The History of the Snowman, by Bob Eckstein
Funny and kept my interest, but boy could it have used a more thorough fact-checking / typo-edit. But it was interesting enough that I'd recommend it anyway, just don't get irritated when the same numerical fact is restated 2 or 3 times with a different number used each time on the same page. Or you know, distract yourself from your irritation by cooing at the many many fascinating historical illustrations - that's what I did.
Finger Lickin' Fifteen, by Janet Evanovich
Meh. This was a "B"-lister, not an "A"-lister, for this series. It was still fun and all, but I felt like Grandma and Lula were not up to their usual levels of hilarity - and since the book focused on them to an unprecedented degree, this was a problem. Plus the Ranger/Morelli thing was awfully by-the-numbers. And Stephanie spent too much time explaining stuff I already knew about. Who on earth would be starting the series with the fifteenth book and needing all these explanations?
Love, Loss, and What I Wore, by Ilene Beckerman
Surprisingly poignant little book that was nonetheless fluffy enough to keep company at a VERY LOUD Red Robin where I couldn't concentrate on any of my "real" books. I know just the person I will be purchasing a copy of this for, though. Nifty and copiously illustrated series of recollections about the outfits worn at various times in the author's life (starting in the 1940s). The recollections are quite short and matter-of-fact; the poignancy sneaks in sideways.
The Way Out, by Craig Childs
I was not as in love with this as I was with The Animal Dialogues, but it was still very good. At times it was just too lyrical for me; I had trouble keeping up with the author's train of thought. But there is a strong narrative through-line (well, actually a few of them) that pulled me past the bogged-in parts. If you're interested in survivalist hiking/climbing, dysfunctional families, and Denver cops, it's definitely worth a read. Or if you just really really like people waxing rhapsodic about rock formations.

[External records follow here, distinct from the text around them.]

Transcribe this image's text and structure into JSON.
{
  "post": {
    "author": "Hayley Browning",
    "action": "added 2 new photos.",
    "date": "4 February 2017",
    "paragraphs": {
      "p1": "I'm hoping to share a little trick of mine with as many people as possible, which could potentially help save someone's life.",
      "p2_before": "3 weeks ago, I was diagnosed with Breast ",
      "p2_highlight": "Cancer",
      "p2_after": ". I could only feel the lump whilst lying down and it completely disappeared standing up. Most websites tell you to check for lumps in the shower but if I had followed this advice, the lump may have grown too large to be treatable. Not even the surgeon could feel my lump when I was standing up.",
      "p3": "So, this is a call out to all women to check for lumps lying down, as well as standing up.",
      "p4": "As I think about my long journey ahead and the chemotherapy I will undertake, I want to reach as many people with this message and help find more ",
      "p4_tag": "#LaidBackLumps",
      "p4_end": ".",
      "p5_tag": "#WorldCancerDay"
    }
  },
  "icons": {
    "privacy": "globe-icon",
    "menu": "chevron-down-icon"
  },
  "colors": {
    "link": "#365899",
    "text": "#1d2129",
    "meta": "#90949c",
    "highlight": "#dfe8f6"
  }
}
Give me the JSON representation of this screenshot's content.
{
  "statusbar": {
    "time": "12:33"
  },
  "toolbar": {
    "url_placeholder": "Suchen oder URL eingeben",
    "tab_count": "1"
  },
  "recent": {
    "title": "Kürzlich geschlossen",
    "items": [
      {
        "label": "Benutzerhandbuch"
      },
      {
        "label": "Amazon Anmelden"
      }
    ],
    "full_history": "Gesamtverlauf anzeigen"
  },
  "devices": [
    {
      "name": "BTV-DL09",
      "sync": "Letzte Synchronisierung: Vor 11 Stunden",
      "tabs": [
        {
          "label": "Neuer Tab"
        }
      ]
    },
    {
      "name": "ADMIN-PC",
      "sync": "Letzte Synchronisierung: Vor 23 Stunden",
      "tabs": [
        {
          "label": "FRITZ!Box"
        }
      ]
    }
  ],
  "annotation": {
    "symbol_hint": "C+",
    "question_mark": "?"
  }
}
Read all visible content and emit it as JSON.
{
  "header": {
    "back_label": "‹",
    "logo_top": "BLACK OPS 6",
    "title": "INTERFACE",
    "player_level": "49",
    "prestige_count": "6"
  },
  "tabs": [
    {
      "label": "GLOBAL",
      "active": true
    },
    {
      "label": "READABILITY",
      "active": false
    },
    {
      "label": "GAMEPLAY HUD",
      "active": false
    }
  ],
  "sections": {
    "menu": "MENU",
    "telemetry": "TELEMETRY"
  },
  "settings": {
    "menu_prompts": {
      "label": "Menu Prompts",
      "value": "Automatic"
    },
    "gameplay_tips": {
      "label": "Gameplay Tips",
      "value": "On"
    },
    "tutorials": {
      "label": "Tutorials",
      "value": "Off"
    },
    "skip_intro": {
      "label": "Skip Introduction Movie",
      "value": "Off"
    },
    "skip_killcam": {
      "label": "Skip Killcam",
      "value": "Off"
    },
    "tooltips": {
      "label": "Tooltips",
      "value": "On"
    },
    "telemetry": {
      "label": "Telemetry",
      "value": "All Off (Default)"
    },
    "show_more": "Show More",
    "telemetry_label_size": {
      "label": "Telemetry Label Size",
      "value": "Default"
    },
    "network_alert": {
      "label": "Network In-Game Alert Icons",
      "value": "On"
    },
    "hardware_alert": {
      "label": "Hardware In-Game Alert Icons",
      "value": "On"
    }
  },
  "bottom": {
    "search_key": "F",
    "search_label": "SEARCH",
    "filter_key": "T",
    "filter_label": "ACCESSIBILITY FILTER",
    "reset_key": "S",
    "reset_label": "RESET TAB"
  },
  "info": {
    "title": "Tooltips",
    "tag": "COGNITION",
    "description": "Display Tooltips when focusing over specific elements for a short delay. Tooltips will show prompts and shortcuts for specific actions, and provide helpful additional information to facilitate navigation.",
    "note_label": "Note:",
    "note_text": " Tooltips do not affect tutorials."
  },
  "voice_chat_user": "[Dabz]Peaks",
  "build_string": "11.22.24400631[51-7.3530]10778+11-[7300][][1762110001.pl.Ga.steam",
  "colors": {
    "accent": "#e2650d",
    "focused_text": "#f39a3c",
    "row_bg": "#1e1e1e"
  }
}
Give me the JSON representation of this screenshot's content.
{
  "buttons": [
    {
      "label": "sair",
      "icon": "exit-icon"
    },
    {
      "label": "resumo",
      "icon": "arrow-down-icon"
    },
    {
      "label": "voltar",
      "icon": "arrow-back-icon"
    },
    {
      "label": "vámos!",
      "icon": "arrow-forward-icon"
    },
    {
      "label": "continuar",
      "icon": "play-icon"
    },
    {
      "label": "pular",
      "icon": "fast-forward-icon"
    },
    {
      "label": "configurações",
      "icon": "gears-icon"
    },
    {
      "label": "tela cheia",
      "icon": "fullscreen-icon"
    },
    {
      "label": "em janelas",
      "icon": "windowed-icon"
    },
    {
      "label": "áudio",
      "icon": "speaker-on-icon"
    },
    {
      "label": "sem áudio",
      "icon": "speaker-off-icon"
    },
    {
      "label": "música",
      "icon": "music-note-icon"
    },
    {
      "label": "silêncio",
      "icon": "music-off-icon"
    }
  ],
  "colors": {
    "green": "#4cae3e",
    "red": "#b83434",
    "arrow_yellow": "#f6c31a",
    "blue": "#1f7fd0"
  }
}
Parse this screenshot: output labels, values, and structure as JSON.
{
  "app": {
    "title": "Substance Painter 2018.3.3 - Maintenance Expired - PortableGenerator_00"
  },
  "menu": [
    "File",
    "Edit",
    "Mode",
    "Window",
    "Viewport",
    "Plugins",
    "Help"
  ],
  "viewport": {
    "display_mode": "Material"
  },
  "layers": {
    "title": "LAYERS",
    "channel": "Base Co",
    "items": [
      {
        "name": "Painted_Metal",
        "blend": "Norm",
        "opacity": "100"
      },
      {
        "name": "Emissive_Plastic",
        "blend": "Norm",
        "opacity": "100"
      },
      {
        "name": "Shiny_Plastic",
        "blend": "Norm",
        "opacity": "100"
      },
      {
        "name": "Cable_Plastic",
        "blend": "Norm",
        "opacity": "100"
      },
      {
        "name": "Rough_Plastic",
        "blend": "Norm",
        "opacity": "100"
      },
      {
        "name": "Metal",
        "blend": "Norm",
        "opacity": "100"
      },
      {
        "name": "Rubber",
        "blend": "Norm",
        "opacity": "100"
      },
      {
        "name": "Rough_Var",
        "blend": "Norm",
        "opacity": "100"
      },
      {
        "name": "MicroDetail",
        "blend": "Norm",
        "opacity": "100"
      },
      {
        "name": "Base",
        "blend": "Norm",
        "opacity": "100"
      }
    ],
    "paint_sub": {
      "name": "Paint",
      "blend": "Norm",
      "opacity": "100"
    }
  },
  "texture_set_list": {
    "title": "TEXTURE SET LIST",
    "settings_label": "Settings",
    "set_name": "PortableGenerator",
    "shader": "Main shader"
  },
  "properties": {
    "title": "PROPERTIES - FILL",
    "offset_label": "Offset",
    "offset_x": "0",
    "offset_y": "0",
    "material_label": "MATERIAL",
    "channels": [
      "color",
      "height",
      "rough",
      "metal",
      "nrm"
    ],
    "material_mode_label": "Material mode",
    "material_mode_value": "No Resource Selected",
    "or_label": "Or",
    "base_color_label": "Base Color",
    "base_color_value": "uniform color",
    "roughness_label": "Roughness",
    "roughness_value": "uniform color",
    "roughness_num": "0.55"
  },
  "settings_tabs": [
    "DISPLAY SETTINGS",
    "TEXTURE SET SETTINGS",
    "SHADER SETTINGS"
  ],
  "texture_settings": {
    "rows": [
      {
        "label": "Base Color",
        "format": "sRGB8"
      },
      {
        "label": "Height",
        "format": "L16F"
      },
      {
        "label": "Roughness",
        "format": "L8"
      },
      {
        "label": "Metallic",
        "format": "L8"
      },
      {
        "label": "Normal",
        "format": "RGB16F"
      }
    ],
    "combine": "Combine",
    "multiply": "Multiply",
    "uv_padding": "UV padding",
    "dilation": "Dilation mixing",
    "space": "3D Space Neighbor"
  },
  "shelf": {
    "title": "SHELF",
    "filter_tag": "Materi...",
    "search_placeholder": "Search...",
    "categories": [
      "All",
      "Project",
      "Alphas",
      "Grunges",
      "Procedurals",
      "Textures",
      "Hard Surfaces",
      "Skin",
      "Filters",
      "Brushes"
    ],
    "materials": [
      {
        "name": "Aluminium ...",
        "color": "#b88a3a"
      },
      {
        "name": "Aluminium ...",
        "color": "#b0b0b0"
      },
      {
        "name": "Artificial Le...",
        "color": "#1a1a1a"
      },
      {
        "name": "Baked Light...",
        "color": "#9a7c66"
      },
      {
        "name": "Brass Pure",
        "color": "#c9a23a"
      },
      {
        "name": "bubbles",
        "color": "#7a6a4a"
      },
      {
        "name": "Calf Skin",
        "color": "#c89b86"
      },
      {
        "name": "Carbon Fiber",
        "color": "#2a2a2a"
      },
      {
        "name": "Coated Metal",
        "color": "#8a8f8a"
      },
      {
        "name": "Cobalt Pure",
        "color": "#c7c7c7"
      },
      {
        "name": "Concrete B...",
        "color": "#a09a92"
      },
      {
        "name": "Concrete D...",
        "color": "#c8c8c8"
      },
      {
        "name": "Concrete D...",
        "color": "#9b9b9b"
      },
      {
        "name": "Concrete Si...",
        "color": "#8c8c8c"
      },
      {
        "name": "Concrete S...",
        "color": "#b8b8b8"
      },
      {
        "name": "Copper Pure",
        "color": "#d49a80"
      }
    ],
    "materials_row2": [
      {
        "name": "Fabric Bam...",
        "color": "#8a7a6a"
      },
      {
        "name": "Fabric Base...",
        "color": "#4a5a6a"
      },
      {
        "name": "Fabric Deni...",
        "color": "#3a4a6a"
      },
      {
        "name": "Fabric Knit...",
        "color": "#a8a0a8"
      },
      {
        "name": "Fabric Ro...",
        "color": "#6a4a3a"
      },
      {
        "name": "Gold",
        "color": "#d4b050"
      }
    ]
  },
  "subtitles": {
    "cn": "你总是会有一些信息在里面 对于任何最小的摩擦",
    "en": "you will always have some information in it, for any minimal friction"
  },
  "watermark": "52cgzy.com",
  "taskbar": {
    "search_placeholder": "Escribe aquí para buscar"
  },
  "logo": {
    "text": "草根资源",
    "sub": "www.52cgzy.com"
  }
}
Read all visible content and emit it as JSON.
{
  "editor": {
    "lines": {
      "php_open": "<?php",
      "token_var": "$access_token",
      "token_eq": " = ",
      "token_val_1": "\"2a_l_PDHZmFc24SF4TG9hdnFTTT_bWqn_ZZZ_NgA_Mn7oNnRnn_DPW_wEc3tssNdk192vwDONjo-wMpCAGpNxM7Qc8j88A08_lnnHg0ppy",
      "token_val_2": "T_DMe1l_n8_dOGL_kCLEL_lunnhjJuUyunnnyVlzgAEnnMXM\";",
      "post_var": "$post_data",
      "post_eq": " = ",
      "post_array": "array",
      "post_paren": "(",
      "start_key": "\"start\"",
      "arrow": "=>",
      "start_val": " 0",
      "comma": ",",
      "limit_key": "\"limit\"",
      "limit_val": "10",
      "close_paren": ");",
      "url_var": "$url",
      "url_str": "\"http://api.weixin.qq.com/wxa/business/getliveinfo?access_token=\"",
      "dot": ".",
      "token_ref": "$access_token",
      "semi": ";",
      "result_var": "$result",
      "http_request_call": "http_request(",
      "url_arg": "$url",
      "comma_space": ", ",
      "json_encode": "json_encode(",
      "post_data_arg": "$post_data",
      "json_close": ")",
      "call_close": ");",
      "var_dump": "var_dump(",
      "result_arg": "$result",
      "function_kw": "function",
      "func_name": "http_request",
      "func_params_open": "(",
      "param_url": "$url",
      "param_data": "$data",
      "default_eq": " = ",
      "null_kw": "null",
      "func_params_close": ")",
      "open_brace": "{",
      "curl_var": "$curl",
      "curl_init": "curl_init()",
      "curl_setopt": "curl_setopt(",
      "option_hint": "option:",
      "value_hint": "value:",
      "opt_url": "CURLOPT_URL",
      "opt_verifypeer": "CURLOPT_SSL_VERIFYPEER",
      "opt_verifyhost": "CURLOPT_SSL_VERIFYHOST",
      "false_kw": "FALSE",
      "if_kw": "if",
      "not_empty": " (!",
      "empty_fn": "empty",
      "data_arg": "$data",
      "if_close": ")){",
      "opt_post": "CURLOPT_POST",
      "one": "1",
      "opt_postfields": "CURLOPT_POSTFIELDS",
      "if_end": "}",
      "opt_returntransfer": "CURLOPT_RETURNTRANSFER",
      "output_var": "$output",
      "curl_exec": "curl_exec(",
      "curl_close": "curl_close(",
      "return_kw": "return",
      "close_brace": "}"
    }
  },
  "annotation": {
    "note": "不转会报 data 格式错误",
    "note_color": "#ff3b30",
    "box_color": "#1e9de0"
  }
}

La Perdida, by Jessica Abel
Bought this because Sherman Alexie said it was "funny, politically astute, and heartbreaking" and I can't really put it better than that myself. Got silly amounts of pleasure from not needing the English subtitles in the subtitled parts, but even without that I would have found this totally absorbing. At times the plot is kind of obvious but I felt like the reader was supposed to feel tension about the main character not having seen these blindingly obvious things yet, so I didn't mind.